Good Bladder Habits
What is the normal frequency to empty your bladder?
It is normal to go to the toilet between 4-8 times per day and no more than once at night.
Keeping your bladder healthy
Poor bladder habits can lead to poor bladder control and sometimes incontinence. Here are some simple steps that everyone should follow to keep their bladder healthy.
Ensure adequate fluid intake
- Try to drink at least 1.5 litres (6-8 cups) of fluid per day unless advised otherwise by your doctor.
- Limit the amount of caffeine and alcohol you drink as they may irritate the bladder.
- Do not drink too much coffee, tea or cola. (Instant coffee contains less caffeine than percolated coffee. Tea contains less caffeine than coffee).
Practising good toilet habits
- Do not get into the habit of going to the toilet ‘just in case’ as this tends to result in the bladder developing a smaller capacity. Try to go only when your bladder is full and you need to go. However, emptying your bladder before going to bed is fine.
- Take your time when urinating so that your bladder has an opportunity to empty completely. For women, this should be in a seated position. If you rush, this may result in incomplete emptying of your bladder and possible urinary infections.
Maintaining good bowel habits
Keep your bowels regular and avoid constipation. Persistent straining when moving your bowels can weaken your pelvic floor muscles.
Looking after your pelvic floor muscles
Keep the tone in your pelvic floor muscles strong with regular pelvic floor exercises.
Signs of bladder control problems
- Any involuntary leakage of urine.
- Loss of urine, regardless of amount, when you cough, sneeze, laugh, stand, lift or when leakage occurs with sport or other physical activity.
- An urgent need to pass urine, being unable to hold on or not getting to the toilet in time.
- Passing small amounts of urine frequently and consistently, e.g. more than eight times per day in small amounts of less than 200 mls (about one tea cup).
- Having to get up several times overnight to pass urine.
- Bedwetting over the age of five years.
- Difficulty getting your stream of urine started or a stream that stops and starts instead of flowing out smoothly.
- The need for straining to pass urine.
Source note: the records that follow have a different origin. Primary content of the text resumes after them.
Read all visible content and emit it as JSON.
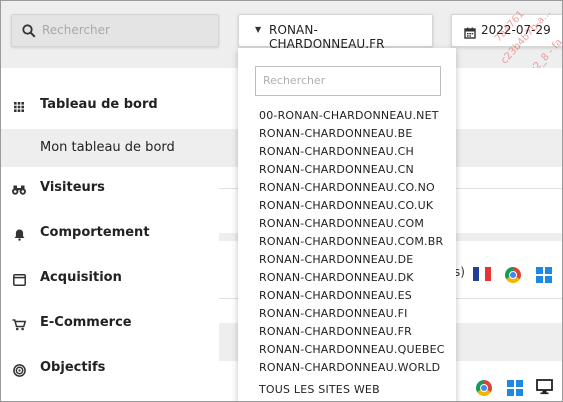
{
  "topbar": {
    "search_placeholder": "Rechercher",
    "site_selector_label": "RONAN-CHARDONNEAU.FR",
    "date_label": "2022-07-29"
  },
  "watermark_lines": [
    "7a4761",
    "c23b4b7b-a...",
    "-st-v2_8 - fa"
  ],
  "sidebar": {
    "items": [
      {
        "label": "Tableau de bord",
        "icon": "grid-icon"
      },
      {
        "label": "Mon tableau de bord"
      },
      {
        "label": "Visiteurs",
        "icon": "binoculars-icon"
      },
      {
        "label": "Comportement",
        "icon": "bell-icon"
      },
      {
        "label": "Acquisition",
        "icon": "window-icon"
      },
      {
        "label": "E-Commerce",
        "icon": "cart-icon"
      },
      {
        "label": "Objectifs",
        "icon": "target-icon"
      }
    ]
  },
  "main": {
    "partial_text": "s)"
  },
  "dropdown": {
    "search_placeholder": "Rechercher",
    "sites": [
      "00-RONAN-CHARDONNEAU.NET",
      "RONAN-CHARDONNEAU.BE",
      "RONAN-CHARDONNEAU.CH",
      "RONAN-CHARDONNEAU.CN",
      "RONAN-CHARDONNEAU.CO.NO",
      "RONAN-CHARDONNEAU.CO.UK",
      "RONAN-CHARDONNEAU.COM",
      "RONAN-CHARDONNEAU.COM.BR",
      "RONAN-CHARDONNEAU.DE",
      "RONAN-CHARDONNEAU.DK",
      "RONAN-CHARDONNEAU.ES",
      "RONAN-CHARDONNEAU.FI",
      "RONAN-CHARDONNEAU.FR",
      "RONAN-CHARDONNEAU.QUEBEC",
      "RONAN-CHARDONNEAU.WORLD"
    ],
    "all_sites_label": "TOUS LES SITES WEB"
  },
  "colors": {
    "accent": "#1e88e5",
    "watermark": "#e04848"
  }
}
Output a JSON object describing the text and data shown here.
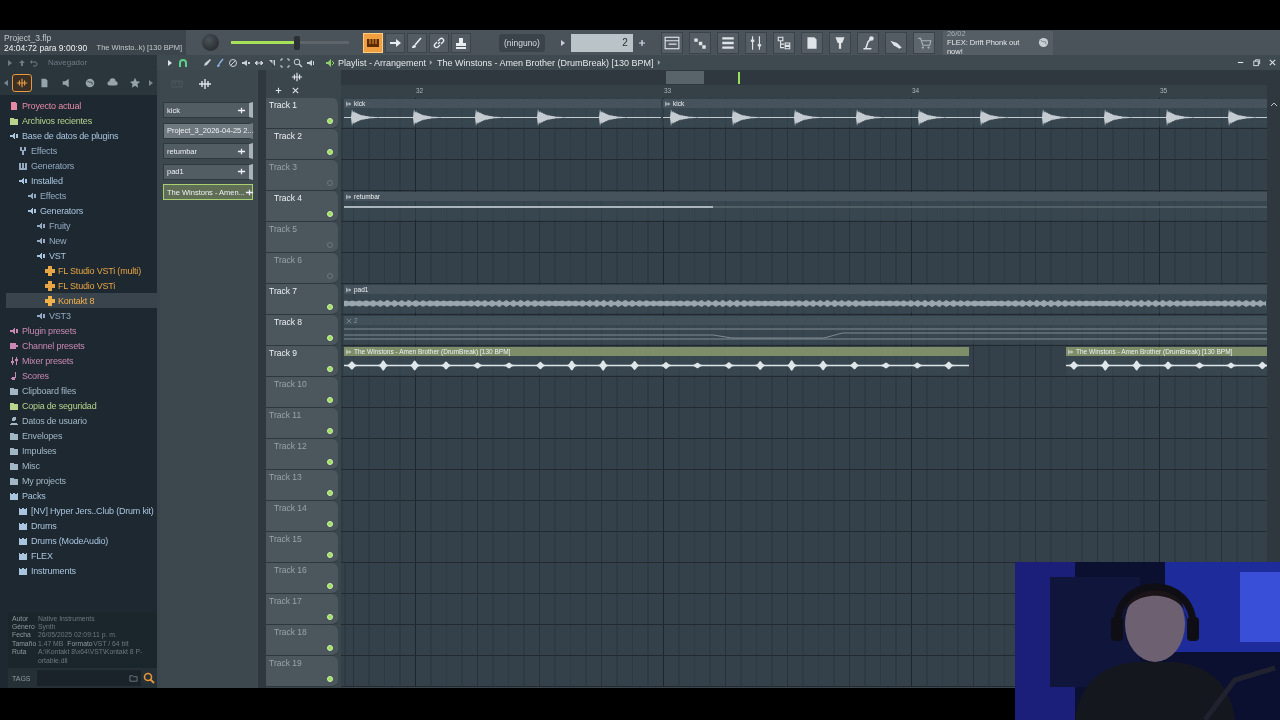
{
  "title_panel": {
    "project": "Project_3.flp",
    "time": "24:04:72 para 9:00:90",
    "hint": "The Winsto..k) [130 BPM]"
  },
  "toolbar": {
    "master_volume": {
      "level": 0.56
    },
    "buttons": [
      {
        "kind": "keyboard",
        "on": true
      },
      {
        "kind": "arrow",
        "on": false
      },
      {
        "kind": "brush",
        "on": false
      },
      {
        "kind": "link",
        "on": false
      },
      {
        "kind": "stamp",
        "on": false
      }
    ],
    "pattern_selector": "(ninguno)",
    "pattern_number": "2",
    "news": {
      "date": "26/02",
      "text": "FLEX: Drift Phonk out now!"
    }
  },
  "browser": {
    "title": "Navegador",
    "tabs": [
      {
        "kind": "wave",
        "selected": true
      },
      {
        "kind": "file",
        "selected": false
      },
      {
        "kind": "speaker",
        "selected": false
      },
      {
        "kind": "globe",
        "selected": false
      },
      {
        "kind": "cloud",
        "selected": false
      },
      {
        "kind": "star",
        "selected": false
      }
    ],
    "items": [
      {
        "label": "Proyecto actual",
        "kind": "file",
        "color": "#e58aa6",
        "selected": false
      },
      {
        "label": "Archivos recientes",
        "kind": "folder",
        "color": "#b7d38c",
        "selected": false
      },
      {
        "label": "Base de datos de plugins",
        "kind": "plugin",
        "color": "#a9c4de",
        "selected": false,
        "children": [
          {
            "label": "Effects",
            "kind": "fork",
            "color": "#94aac2",
            "selected": false
          },
          {
            "label": "Generators",
            "kind": "keys",
            "color": "#94aac2",
            "selected": false
          },
          {
            "label": "Installed",
            "kind": "plugin",
            "color": "#a9c4de",
            "selected": false,
            "children": [
              {
                "label": "Effects",
                "kind": "plugin",
                "color": "#94aac2",
                "selected": false
              },
              {
                "label": "Generators",
                "kind": "plugin",
                "color": "#a9c4de",
                "selected": false,
                "children": [
                  {
                    "label": "Fruity",
                    "kind": "plugin",
                    "color": "#94aac2",
                    "selected": false
                  },
                  {
                    "label": "New",
                    "kind": "plugin",
                    "color": "#94aac2",
                    "selected": false
                  },
                  {
                    "label": "VST",
                    "kind": "plugin",
                    "color": "#a9c4de",
                    "selected": false,
                    "children": [
                      {
                        "label": "FL Studio VSTi (multi)",
                        "kind": "vst",
                        "color": "#e8a543",
                        "selected": false
                      },
                      {
                        "label": "FL Studio VSTi",
                        "kind": "vst",
                        "color": "#e8a543",
                        "selected": false
                      },
                      {
                        "label": "Kontakt 8",
                        "kind": "vst",
                        "color": "#f0b04a",
                        "selected": true
                      }
                    ]
                  },
                  {
                    "label": "VST3",
                    "kind": "plugin",
                    "color": "#94aac2",
                    "selected": false
                  }
                ]
              }
            ]
          }
        ]
      },
      {
        "label": "Plugin presets",
        "kind": "plugin",
        "color": "#c889b4",
        "selected": false
      },
      {
        "label": "Channel presets",
        "kind": "channel",
        "color": "#c889b4",
        "selected": false
      },
      {
        "label": "Mixer presets",
        "kind": "sliders",
        "color": "#c889b4",
        "selected": false
      },
      {
        "label": "Scores",
        "kind": "note",
        "color": "#c889b4",
        "selected": false
      },
      {
        "label": "Clipboard files",
        "kind": "folder",
        "color": "#a2b7c6",
        "selected": false
      },
      {
        "label": "Copia de seguridad",
        "kind": "folder",
        "color": "#b7d38c",
        "selected": false
      },
      {
        "label": "Datos de usuario",
        "kind": "user",
        "color": "#a2b7c6",
        "selected": false
      },
      {
        "label": "Envelopes",
        "kind": "folder",
        "color": "#a2b7c6",
        "selected": false
      },
      {
        "label": "Impulses",
        "kind": "folder",
        "color": "#a2b7c6",
        "selected": false
      },
      {
        "label": "Misc",
        "kind": "folder",
        "color": "#a2b7c6",
        "selected": false
      },
      {
        "label": "My projects",
        "kind": "folder",
        "color": "#a2b7c6",
        "selected": false
      },
      {
        "label": "Packs",
        "kind": "pack",
        "color": "#a9c4de",
        "selected": false,
        "children": [
          {
            "label": "[NV] Hyper Jers..Club (Drum kit)",
            "kind": "pack",
            "color": "#a9c4de",
            "selected": false
          },
          {
            "label": "Drums",
            "kind": "pack",
            "color": "#a9c4de",
            "selected": false
          },
          {
            "label": "Drums (ModeAudio)",
            "kind": "pack",
            "color": "#a9c4de",
            "selected": false
          },
          {
            "label": "FLEX",
            "kind": "pack",
            "color": "#a9c4de",
            "selected": false
          },
          {
            "label": "Instruments",
            "kind": "pack",
            "color": "#a9c4de",
            "selected": false
          }
        ]
      }
    ],
    "info": [
      {
        "fields": [
          {
            "label": "Autor",
            "value": "Native Instruments"
          }
        ]
      },
      {
        "fields": [
          {
            "label": "Género",
            "value": "Synth"
          }
        ]
      },
      {
        "fields": [
          {
            "label": "Fecha",
            "value": "26/05/2025 02:09:11 p. m."
          }
        ]
      },
      {
        "fields": [
          {
            "label": "Tamaño",
            "value": "1.47 MB"
          },
          {
            "label": "Formato",
            "value": "VST / 64 bit"
          }
        ]
      },
      {
        "fields": [
          {
            "label": "Ruta",
            "value": "A:\\Kontakt 8\\x64\\VST\\Kontakt 8 P-ortable.dll"
          }
        ]
      }
    ],
    "tags_label": "TAGS"
  },
  "playlist": {
    "title": "Playlist - Arrangement",
    "pattern": "The Winstons - Amen Brother (DrumBreak) [130 BPM]",
    "bars": [
      "32",
      "33",
      "34",
      "35"
    ]
  },
  "channels": [
    {
      "name": "kick",
      "kind": "sample",
      "selected": false
    },
    {
      "name": "Project_3_2026-04-25 2...",
      "kind": "recording",
      "selected": false
    },
    {
      "name": "retumbar",
      "kind": "sample",
      "selected": false
    },
    {
      "name": "pad1",
      "kind": "sample",
      "selected": false
    },
    {
      "name": "The Winstons - Amen...",
      "kind": "sample",
      "selected": true
    }
  ],
  "tracks": [
    {
      "name": "Track 1",
      "dimmed": false,
      "led_on": true,
      "clips": [
        {
          "label": "kick",
          "kind": "kick",
          "color": "#46535d"
        },
        {
          "label": "kick",
          "kind": "kick",
          "color": "#46535d"
        }
      ]
    },
    {
      "name": "Track 2",
      "dimmed": false,
      "led_on": true
    },
    {
      "name": "Track 3",
      "dimmed": true,
      "led_on": false
    },
    {
      "name": "Track 4",
      "dimmed": false,
      "led_on": true,
      "clips": [
        {
          "label": "retumbar",
          "kind": "line",
          "color": "#46535d"
        }
      ]
    },
    {
      "name": "Track 5",
      "dimmed": true,
      "led_on": false
    },
    {
      "name": "Track 6",
      "dimmed": true,
      "led_on": false
    },
    {
      "name": "Track 7",
      "dimmed": false,
      "led_on": true,
      "clips": [
        {
          "label": "pad1",
          "kind": "pad",
          "color": "#46535d"
        }
      ]
    },
    {
      "name": "Track 8",
      "dimmed": false,
      "led_on": true,
      "clips": [
        {
          "label": "2",
          "kind": "automation",
          "color": "#42505a"
        }
      ]
    },
    {
      "name": "Track 9",
      "dimmed": false,
      "led_on": true,
      "clips": [
        {
          "label": "The Winstons - Amen Brother (DrumBreak) [130 BPM]",
          "kind": "break",
          "color": "#7d8e69"
        },
        {
          "label": "The Winstons - Amen Brother (DrumBreak) [130 BPM]",
          "kind": "break",
          "color": "#7d8e69"
        }
      ]
    },
    {
      "name": "Track 10",
      "dimmed": true,
      "led_on": true
    },
    {
      "name": "Track 11",
      "dimmed": true,
      "led_on": true
    },
    {
      "name": "Track 12",
      "dimmed": true,
      "led_on": true
    },
    {
      "name": "Track 13",
      "dimmed": true,
      "led_on": true
    },
    {
      "name": "Track 14",
      "dimmed": true,
      "led_on": true
    },
    {
      "name": "Track 15",
      "dimmed": true,
      "led_on": true
    },
    {
      "name": "Track 16",
      "dimmed": true,
      "led_on": true
    },
    {
      "name": "Track 17",
      "dimmed": true,
      "led_on": true
    },
    {
      "name": "Track 18",
      "dimmed": true,
      "led_on": true
    },
    {
      "name": "Track 19",
      "dimmed": true,
      "led_on": true
    }
  ]
}
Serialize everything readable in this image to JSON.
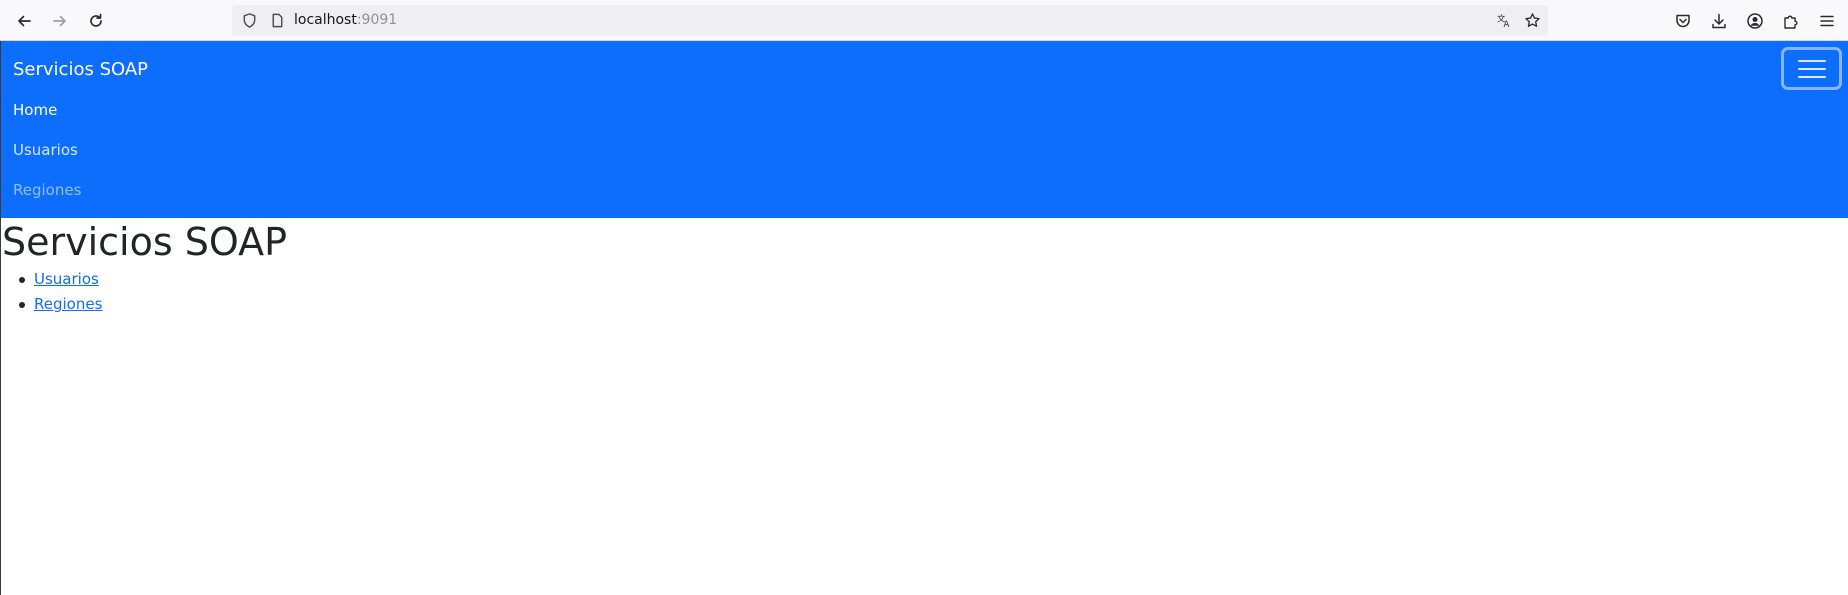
{
  "browser": {
    "url_host": "localhost",
    "url_port": ":9091",
    "icons": {
      "back": "arrow-left-icon",
      "forward": "arrow-right-icon",
      "reload": "reload-icon",
      "tracking": "shield-icon",
      "page_info": "page-icon",
      "translate": "translate-icon",
      "bookmark": "star-icon",
      "pocket": "pocket-icon",
      "downloads": "download-icon",
      "account": "account-icon",
      "extensions": "puzzle-icon",
      "menu": "hamburger-menu-icon"
    }
  },
  "navbar": {
    "brand": "Servicios SOAP",
    "background_color": "#0d6efd",
    "links": [
      {
        "label": "Home"
      },
      {
        "label": "Usuarios"
      },
      {
        "label": "Regiones"
      }
    ],
    "toggler_icon": "hamburger-icon"
  },
  "main": {
    "title": "Servicios SOAP",
    "links": [
      {
        "label": "Usuarios"
      },
      {
        "label": "Regiones"
      }
    ],
    "link_color": "#0d6efd"
  }
}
- A sense that the bladder is not empty once urine has been passed.
- A feeling of burning or discomfort while passing urine.
- If you are always thirsty and have to urinate frequently (You could be suffering from diabetes).
- Any change in your regular bladder pattern that is a cause of concern.
You are not alone if you experience any of the above signs. Bladder control problems can be cured or improved if treated. Please seek help from either your doctor, or a urologist if you experience any of these symptoms.